Zooming into the long urban history of Simitthus, re-evaluating the 1980-excavations East of the Roman forum
"Zooming into the long urban history of Simitthus, re-evaluating the 1980-excavations East of the Roman forum" by Heike Möller, Philipp von Rummel, Moheddine Chaouali and Stefan Ardeleanu
Simitthus, modern Chimtou in Northwestern Tunisia, was one of the oldest towns of ancient North Africa. Famous for its precious yellow marble called marmor Numidicum, the quarries of which lay in the heart of the city, it became one of the most important towns and economic hubs of Northwestern Africa in Late Hellenistic and Roman times. This paper gives a diachronic overview of the town’s urban development over a timespan of over two millennia (8th c. BC – 12th c. AD). Special emphasis is given to a series of deep trenches opened to the East of the Roman forum in the 1980ies and recently re-evaluated by a Tunisian-German team. These investigations have revealed a spectacular sequence of complex settlement history from Early Iron Age well into the Middle Ages.
Dr. Heike Möller is Research Assistant at the German Archaeological Institute (DAI) in Berlin (Germany) since 2017 and a specialist for Hellenistic, Roman and Late Antique pottery in the MENA-Region. She wrote her phD about pottery production and trade-networks in the Eastern Marmarica (Northwest Egypt) at the University of Freiburg and was part of many field projects in Turkey, Jordan, Egypt and Tunisia. Her special interest are pottery production and trade-networks with a focus on technology and form transfer in regional and supra-regional context. Numerous articles on ceramics in context have been published by her, including in particular intensive studies on the material of the Eastern Marmarica (Egypt), Gadara and Jerash (Jordan) examined from different perspectives. She is currently part of the ISLAMAFR project, a German-English cooperation investigating conquest, ecology and economy in Islamic North Africa through the Medjerda valley.
Dr. Philipp von Rummel has been Secretary General of the German Archaeological Institute since 2014. He is an archaeologist who specialises on Late Antiquity and the Early Middle Ages.

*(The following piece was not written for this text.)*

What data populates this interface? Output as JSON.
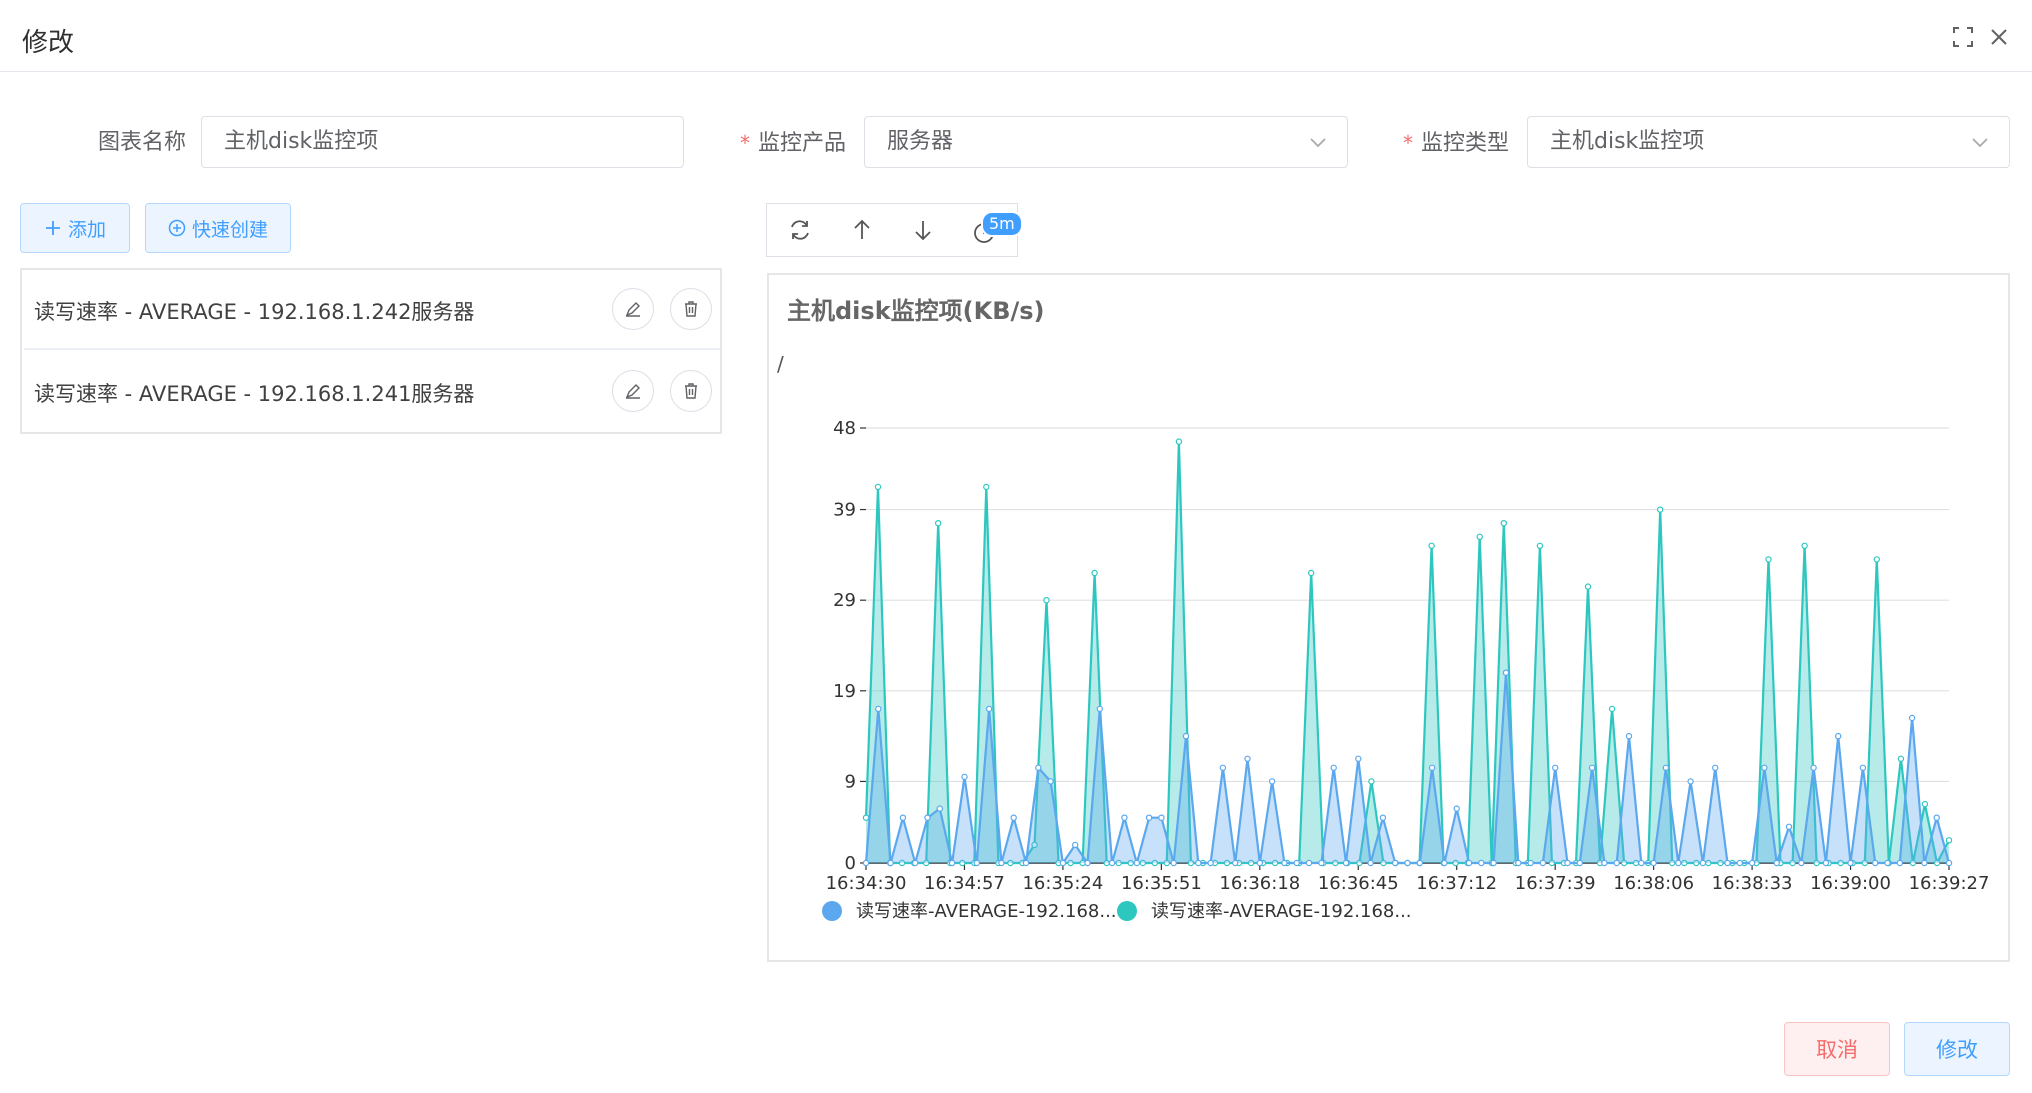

His current research focuses on Late Antiquity and the Early Middle Ages, with a special focus on questions of migration, identity and everyday life. He is currently co-PI of the AHRC-DFG funded project ISLAMAFR: Conquest, Ecology and Economy in Islamic North Africa (with M. Chaouali and C. Fenwick) and spokesperson of the GWK-DFG funded research data management consortium "NFDI4Objects" in the German National Research Data Infrastructure (NFDI). His current field projects are based in Simitthus (Tunisia, co-directed with M. Chaouali) and Henchir Bourgou (Jerba, Tunisia, co-directed with S. Ben Tahar).
Dr. Moheddine Chaouali is a Researcher in the National Institute of Heritage in Tunis (Tunisia) and Inspector of the north west Tunisian heritage. Currently he is a Research Fellow at the RomanIslam - Center for Comparative Empire and Transcultural Studies of the Universität Hamburg. He has published several articles and chapters in Tunisian and international journals. His publications are about Roman and late antique archaelogy, epigraphy and history of the north west of Tunisia. He is a co-Director of international projects in archaelogical sites like Bulla Regia, Simitthus, Numluli… He is currently preparing the results of the Tunisian-English excavations of the new church in Bulla Regia and the Tunisian-German excavation of the imperial cult tempel in Simitthus
Dr. Stefan Ardeleanu is an archaeologist, who has been working on North African urbanism on a large geographical and chronological scale from the Early Iron Age to the Early Medieval period. He has been publishing various studies on pre- and early Roman settlements of North Africa, on funerary habits and epigraphy of the Late Antique oecumene, on trade networks and connectivity in the Western Mediterranean. He has studied and held several positions at the Universities of Heidelberg, Rome (La Sapienza), Aix-en-Provence, Berlin (HU), Tübingen, Osnabrück and at the German Archaeological Institute (Rome and Berlin), which granted him a one-year traveller scholarship across the Mediterranean in 2016–2017. His first book focused on the transition of urbanism from pre-Roman to Early Roman Numidia (2021), while edited works span from the re-edition of Roman and Late Antique stone monuments in the Reiß-Engelhorn-Museum at Mannheim (2021) to a Mediterranean-wide panorama on Late Antique funerary habits and epigraphy (under peer-review, 2022).